> **Aim of the exercise**: Which lines of the data include the string "detail"? List them all.
/---
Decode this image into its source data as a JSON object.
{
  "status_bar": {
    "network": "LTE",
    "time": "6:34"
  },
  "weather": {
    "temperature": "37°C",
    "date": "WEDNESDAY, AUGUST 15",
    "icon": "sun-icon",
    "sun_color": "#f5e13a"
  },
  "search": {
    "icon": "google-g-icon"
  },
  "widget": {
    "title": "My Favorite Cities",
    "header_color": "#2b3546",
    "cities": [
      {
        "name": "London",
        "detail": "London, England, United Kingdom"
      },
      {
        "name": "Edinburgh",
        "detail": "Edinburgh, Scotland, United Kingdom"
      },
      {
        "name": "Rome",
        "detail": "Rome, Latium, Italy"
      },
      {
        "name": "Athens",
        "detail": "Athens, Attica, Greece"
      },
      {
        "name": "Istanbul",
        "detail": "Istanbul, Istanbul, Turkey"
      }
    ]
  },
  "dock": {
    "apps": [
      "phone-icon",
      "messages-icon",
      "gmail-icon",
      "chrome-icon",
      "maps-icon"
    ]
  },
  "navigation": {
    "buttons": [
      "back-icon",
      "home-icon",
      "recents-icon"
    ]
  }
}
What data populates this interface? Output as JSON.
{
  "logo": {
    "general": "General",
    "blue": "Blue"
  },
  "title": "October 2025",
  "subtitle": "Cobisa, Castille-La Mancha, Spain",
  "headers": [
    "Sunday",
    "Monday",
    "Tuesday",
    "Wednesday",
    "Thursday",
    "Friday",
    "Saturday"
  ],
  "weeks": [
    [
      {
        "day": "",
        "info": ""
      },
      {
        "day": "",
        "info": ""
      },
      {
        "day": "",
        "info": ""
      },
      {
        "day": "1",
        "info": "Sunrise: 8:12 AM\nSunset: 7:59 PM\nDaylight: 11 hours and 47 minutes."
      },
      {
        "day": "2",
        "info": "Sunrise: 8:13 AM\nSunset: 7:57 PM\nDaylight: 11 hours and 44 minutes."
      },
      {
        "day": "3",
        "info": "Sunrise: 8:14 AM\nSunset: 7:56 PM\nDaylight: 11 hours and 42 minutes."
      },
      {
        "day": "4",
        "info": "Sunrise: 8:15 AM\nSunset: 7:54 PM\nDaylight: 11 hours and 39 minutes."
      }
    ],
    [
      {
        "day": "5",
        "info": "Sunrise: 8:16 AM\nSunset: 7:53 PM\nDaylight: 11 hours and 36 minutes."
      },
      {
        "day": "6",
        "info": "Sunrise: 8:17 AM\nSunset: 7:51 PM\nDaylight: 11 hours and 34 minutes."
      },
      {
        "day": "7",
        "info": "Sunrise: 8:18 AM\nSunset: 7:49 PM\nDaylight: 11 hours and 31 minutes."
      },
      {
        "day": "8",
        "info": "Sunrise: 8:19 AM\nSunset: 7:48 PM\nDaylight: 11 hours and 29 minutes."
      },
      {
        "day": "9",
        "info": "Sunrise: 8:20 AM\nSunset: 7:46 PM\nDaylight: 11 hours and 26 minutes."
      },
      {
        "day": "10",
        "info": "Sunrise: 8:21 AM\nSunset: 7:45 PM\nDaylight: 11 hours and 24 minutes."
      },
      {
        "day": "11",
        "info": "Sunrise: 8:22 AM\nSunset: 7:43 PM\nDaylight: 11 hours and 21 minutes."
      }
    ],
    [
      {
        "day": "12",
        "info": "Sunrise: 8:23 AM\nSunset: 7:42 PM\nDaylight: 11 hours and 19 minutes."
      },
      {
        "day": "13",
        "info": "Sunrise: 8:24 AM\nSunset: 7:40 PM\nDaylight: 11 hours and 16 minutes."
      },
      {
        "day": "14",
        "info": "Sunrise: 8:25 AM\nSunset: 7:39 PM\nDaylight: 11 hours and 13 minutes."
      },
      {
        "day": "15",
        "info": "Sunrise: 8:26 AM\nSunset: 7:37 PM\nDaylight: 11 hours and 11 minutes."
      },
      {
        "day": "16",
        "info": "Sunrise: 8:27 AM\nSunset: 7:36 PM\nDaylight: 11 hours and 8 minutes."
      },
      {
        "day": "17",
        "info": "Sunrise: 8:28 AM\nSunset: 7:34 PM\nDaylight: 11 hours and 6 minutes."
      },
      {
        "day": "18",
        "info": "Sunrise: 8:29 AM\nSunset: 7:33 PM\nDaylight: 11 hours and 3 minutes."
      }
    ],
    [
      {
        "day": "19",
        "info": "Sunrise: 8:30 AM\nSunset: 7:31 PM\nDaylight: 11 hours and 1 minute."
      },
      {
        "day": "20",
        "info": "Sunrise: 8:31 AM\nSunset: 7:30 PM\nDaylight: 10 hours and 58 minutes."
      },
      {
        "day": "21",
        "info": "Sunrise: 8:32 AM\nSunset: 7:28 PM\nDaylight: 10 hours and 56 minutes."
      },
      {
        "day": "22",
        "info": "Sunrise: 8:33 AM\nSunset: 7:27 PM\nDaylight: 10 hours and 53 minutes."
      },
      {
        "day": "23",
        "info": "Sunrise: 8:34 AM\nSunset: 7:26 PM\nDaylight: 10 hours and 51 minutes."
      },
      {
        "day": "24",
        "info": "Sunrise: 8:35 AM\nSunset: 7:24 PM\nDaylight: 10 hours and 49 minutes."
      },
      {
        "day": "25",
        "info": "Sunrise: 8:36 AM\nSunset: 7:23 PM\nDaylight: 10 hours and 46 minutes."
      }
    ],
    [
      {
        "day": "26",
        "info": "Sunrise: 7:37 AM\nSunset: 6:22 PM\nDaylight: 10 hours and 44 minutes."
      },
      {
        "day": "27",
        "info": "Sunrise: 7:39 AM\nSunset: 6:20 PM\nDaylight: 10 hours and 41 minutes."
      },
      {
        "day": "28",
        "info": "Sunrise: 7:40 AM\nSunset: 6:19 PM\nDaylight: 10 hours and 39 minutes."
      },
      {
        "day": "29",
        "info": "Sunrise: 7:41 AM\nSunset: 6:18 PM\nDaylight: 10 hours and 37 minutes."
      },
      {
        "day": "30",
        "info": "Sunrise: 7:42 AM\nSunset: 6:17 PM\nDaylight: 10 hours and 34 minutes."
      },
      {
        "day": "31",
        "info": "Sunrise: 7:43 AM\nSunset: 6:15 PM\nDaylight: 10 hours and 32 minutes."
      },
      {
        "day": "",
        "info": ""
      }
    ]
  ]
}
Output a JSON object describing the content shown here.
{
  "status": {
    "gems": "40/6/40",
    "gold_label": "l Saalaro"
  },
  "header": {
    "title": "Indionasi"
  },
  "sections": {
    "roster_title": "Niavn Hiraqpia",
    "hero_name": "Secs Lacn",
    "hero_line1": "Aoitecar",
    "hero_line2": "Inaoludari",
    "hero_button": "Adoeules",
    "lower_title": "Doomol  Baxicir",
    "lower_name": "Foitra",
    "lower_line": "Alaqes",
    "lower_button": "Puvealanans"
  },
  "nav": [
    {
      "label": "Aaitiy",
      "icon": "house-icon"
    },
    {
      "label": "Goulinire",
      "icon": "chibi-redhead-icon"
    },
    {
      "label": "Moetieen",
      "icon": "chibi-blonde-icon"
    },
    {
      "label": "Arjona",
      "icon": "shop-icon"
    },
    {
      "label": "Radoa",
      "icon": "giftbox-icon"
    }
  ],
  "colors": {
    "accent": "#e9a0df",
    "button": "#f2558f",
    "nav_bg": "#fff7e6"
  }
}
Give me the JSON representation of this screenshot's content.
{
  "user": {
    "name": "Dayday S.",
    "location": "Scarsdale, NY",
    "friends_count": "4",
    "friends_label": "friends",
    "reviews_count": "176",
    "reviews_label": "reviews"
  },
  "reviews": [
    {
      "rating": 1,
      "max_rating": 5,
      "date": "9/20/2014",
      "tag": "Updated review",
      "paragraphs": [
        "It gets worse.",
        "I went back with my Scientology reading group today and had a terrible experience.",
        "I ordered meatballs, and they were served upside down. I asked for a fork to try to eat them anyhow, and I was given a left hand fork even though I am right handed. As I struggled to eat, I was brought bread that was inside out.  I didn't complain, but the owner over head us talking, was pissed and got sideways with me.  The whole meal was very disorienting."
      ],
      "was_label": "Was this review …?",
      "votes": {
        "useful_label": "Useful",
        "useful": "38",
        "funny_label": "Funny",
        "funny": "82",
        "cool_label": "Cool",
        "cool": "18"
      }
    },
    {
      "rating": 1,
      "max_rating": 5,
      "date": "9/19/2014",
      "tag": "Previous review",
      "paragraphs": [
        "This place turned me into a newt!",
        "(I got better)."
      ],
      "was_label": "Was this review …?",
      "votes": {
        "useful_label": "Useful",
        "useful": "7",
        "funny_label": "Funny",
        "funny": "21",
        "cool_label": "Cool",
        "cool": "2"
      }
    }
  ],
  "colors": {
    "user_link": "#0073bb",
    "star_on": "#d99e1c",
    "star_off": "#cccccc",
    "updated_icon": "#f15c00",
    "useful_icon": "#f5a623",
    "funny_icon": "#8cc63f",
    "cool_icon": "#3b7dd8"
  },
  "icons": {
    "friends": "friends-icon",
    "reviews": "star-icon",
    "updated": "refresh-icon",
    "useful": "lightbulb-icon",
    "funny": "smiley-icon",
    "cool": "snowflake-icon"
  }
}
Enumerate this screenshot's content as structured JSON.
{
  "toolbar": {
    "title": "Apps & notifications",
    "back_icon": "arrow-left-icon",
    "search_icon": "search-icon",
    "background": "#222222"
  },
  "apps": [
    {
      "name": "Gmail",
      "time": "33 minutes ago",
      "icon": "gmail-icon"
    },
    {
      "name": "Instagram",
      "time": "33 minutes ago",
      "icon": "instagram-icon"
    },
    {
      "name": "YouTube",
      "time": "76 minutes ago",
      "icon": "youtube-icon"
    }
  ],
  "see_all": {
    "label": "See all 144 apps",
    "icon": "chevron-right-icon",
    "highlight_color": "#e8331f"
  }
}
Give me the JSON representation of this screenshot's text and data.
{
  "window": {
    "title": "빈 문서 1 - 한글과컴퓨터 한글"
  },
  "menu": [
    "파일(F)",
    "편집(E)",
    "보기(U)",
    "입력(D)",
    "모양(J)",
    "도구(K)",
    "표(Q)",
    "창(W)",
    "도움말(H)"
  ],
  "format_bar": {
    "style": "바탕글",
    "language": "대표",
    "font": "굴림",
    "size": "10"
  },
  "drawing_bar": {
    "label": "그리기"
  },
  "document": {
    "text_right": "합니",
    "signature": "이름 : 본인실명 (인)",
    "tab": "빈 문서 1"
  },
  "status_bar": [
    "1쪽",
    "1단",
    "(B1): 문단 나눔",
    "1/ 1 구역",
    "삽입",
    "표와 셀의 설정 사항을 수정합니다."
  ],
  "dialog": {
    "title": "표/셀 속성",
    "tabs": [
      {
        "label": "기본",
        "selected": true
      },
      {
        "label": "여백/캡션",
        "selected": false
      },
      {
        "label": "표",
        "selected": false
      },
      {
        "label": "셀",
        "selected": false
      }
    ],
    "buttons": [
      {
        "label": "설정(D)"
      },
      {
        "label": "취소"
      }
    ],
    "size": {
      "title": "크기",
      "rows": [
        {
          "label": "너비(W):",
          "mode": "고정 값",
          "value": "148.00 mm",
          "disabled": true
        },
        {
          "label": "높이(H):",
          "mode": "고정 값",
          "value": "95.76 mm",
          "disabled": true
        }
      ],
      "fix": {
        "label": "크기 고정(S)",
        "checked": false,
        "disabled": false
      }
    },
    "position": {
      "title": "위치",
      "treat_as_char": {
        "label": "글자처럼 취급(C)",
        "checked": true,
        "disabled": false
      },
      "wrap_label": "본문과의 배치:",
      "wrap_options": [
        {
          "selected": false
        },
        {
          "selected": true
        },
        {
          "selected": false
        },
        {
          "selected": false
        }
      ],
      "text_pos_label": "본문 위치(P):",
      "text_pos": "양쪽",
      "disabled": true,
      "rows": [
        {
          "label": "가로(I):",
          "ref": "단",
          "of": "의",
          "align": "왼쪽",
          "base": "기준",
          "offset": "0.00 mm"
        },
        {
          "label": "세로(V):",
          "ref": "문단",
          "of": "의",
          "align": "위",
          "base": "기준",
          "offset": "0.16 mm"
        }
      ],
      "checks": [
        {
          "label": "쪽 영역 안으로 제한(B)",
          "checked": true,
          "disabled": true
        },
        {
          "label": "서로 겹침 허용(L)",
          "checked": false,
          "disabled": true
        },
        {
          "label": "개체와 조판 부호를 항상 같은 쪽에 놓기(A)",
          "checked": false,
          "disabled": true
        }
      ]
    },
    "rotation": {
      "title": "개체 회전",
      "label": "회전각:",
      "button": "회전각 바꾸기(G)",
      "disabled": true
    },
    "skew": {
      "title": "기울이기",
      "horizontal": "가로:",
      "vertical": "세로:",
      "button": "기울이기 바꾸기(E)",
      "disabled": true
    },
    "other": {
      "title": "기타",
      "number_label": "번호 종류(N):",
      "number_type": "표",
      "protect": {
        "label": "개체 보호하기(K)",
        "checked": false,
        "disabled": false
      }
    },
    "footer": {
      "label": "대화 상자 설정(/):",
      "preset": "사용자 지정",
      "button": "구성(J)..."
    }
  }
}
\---
> **Solution to this task**:
        "detail": "London, England, United Kingdom"
        "detail": "Edinburgh, Scotland, United Kingdom"
        "detail": "Rome, Latium, Italy"
        "detail": "Athens, Attica, Greece"
        "detail": "Istanbul, Istanbul, Turkey"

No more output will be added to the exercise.